• [Instructions for the task] Bring together every line in the data that includes "OPEN".

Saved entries
=======

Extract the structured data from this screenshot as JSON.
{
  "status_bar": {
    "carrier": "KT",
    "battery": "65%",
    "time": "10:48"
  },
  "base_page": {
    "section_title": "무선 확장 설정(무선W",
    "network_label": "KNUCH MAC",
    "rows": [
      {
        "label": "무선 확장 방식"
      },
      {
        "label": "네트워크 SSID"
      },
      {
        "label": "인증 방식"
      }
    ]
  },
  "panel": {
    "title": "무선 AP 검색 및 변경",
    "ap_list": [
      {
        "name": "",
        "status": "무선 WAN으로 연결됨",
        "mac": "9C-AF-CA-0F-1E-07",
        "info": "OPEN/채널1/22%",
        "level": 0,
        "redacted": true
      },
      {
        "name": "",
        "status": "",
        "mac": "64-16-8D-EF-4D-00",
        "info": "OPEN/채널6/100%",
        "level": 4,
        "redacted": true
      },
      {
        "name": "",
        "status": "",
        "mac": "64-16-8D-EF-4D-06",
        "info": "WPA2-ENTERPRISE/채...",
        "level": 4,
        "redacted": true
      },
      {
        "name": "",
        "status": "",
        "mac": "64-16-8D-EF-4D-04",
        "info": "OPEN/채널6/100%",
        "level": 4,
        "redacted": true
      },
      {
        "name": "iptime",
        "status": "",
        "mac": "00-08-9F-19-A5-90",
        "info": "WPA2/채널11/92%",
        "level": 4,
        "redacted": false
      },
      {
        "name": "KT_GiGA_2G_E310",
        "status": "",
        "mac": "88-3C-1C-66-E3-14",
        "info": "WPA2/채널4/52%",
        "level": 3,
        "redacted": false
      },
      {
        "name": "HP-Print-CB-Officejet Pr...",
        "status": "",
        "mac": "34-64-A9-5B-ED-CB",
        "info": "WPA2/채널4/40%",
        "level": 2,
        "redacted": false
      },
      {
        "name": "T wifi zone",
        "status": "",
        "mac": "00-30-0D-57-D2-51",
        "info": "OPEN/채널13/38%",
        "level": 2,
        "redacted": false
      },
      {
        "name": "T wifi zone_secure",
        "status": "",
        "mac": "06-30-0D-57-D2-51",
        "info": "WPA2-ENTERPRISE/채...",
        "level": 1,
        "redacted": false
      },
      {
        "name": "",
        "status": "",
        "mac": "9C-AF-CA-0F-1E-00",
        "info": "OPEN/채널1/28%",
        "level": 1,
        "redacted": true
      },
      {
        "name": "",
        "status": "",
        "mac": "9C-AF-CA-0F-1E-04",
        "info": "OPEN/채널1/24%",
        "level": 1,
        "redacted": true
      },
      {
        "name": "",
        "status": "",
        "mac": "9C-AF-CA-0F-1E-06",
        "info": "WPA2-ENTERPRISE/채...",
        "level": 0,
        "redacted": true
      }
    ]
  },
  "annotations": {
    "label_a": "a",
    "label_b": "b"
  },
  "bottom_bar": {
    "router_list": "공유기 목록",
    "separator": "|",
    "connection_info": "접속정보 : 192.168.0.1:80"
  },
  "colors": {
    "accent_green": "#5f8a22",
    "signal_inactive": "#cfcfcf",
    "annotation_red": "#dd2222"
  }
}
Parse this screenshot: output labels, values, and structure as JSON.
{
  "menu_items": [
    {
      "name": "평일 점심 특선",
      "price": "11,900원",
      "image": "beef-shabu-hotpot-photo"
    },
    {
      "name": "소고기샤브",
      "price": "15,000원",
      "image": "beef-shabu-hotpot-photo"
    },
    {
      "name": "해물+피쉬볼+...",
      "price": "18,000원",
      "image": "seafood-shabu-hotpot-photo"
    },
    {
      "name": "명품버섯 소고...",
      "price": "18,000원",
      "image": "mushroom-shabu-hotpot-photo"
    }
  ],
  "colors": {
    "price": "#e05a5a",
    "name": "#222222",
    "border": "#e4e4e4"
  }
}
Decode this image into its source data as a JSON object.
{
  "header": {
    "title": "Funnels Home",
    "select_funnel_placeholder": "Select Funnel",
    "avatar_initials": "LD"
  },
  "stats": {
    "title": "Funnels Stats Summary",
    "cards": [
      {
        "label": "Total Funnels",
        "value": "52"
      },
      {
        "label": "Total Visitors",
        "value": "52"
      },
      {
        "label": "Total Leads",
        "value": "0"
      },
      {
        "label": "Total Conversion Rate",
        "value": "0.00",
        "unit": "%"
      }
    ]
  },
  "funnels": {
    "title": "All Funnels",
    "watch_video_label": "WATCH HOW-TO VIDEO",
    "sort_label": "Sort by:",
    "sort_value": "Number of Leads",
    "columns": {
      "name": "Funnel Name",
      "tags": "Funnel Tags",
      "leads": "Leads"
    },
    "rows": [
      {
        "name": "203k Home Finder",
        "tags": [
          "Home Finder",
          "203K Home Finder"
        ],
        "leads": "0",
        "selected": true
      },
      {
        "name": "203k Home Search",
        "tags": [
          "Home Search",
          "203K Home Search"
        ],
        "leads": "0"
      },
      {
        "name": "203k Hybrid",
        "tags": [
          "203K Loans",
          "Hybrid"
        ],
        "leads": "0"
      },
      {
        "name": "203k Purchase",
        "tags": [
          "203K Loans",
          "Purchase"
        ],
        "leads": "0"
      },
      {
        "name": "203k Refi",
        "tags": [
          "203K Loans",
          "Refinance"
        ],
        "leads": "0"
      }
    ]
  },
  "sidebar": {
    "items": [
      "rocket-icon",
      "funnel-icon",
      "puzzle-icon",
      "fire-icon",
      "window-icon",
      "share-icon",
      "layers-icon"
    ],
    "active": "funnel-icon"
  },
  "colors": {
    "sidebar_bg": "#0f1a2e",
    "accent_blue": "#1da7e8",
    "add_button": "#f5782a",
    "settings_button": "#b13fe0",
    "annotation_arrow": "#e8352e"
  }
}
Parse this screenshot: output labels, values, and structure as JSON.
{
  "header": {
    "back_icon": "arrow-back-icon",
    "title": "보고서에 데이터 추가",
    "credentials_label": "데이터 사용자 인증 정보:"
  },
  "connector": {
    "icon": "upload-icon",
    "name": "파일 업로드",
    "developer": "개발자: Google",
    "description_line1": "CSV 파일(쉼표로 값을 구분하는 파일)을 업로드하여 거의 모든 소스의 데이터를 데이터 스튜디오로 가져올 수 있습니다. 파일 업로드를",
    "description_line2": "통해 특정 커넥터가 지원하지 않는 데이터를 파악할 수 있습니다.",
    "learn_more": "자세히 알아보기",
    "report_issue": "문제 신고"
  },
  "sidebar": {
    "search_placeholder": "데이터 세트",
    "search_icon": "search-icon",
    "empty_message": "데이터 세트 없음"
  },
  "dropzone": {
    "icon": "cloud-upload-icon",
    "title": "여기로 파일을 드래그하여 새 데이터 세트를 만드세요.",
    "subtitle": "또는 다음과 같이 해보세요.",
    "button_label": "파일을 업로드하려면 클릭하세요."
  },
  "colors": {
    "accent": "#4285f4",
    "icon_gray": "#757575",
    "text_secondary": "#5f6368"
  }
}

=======

• [Exercise answer]
        "info": "OPEN/채널1/22%",
        "info": "OPEN/채널6/100%",
        "info": "OPEN/채널6/100%",
        "info": "OPEN/채널13/38%",
        "info": "OPEN/채널1/28%",
        "info": "OPEN/채널1/24%",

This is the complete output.